**WHAT THE EXERCISE ASKS**
Look through the records and copy every line in which "value" appears.

□ □ □ □ □

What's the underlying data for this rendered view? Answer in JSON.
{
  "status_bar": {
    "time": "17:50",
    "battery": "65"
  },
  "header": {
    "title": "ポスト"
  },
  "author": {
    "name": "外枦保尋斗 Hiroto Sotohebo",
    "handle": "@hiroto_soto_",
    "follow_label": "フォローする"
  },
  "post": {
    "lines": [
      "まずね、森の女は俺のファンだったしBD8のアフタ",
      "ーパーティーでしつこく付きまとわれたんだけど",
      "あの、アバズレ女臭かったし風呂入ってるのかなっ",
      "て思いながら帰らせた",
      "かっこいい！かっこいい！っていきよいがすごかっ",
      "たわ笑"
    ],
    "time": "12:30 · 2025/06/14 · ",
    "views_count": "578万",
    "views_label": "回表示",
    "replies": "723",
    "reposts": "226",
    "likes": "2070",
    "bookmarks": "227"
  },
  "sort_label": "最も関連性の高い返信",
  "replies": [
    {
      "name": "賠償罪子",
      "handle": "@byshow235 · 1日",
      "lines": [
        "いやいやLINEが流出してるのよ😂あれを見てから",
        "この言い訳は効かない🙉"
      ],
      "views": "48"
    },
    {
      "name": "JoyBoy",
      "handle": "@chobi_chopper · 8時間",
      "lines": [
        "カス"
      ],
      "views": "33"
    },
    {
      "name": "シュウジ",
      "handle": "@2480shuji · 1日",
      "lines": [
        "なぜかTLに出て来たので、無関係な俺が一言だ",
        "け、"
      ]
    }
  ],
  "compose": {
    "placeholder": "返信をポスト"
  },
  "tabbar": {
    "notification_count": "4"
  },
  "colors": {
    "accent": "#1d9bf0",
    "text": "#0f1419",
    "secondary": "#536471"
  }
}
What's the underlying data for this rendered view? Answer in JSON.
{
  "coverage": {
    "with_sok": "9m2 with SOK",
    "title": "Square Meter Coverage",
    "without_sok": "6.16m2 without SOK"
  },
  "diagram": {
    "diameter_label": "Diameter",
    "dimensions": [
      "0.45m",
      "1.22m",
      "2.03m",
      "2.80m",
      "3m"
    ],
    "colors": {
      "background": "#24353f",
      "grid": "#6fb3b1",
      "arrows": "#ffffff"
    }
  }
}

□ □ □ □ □

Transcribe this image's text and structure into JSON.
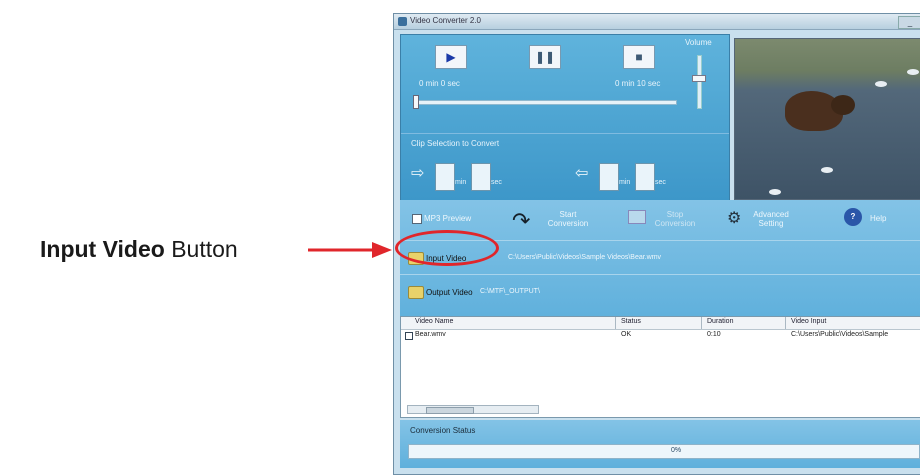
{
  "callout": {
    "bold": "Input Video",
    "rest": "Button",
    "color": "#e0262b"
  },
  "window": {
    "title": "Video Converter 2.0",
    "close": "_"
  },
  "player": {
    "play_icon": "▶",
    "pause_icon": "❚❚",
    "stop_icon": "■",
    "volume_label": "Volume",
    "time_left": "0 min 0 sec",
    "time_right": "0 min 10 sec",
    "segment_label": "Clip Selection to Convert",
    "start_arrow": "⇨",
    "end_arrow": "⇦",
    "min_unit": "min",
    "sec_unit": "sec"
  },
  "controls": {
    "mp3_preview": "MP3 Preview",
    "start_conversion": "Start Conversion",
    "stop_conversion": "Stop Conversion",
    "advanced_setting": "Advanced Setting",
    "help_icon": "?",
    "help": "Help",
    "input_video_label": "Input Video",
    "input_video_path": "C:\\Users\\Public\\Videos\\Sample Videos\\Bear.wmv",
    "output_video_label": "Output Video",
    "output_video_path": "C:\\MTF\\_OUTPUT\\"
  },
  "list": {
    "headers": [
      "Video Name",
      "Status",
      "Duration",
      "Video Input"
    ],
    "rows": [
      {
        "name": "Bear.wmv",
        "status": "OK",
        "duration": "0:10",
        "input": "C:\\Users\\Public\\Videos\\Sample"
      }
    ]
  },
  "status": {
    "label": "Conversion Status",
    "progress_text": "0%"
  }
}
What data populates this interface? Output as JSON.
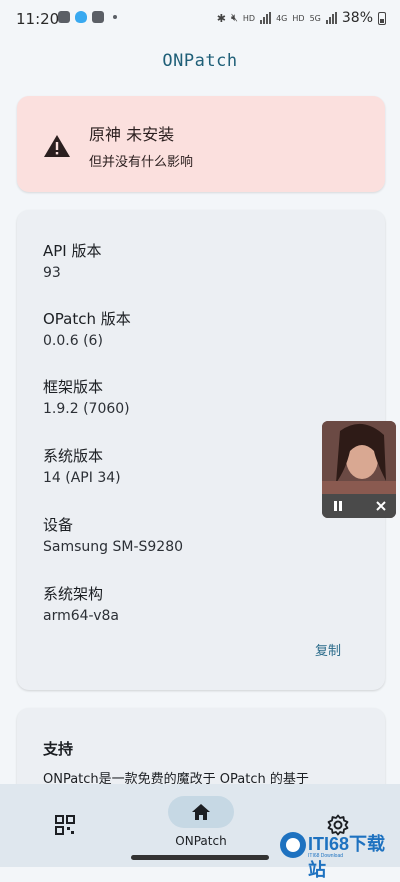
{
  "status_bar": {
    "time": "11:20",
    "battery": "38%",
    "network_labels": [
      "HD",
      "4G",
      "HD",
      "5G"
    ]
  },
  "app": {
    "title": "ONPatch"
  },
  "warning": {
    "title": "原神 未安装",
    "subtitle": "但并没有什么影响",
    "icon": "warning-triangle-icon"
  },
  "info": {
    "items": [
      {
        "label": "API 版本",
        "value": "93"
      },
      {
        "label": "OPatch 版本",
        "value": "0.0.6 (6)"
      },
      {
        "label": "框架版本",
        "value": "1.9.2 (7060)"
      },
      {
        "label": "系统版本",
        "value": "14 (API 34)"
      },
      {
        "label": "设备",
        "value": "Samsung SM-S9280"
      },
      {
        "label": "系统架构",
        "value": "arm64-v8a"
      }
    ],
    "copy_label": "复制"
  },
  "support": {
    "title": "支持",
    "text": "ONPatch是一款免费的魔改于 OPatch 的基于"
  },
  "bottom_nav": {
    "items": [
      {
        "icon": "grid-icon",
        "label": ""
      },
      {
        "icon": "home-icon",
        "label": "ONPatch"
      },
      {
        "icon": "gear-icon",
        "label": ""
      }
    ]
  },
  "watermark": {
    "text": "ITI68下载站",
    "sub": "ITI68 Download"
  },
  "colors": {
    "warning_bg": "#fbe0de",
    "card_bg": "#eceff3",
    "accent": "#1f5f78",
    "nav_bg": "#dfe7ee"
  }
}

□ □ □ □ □

**TASK ANSWER**
        "value": "93"
        "value": "0.0.6 (6)"
        "value": "1.9.2 (7060)"
        "value": "14 (API 34)"
        "value": "Samsung SM-S9280"
        "value": "arm64-v8a"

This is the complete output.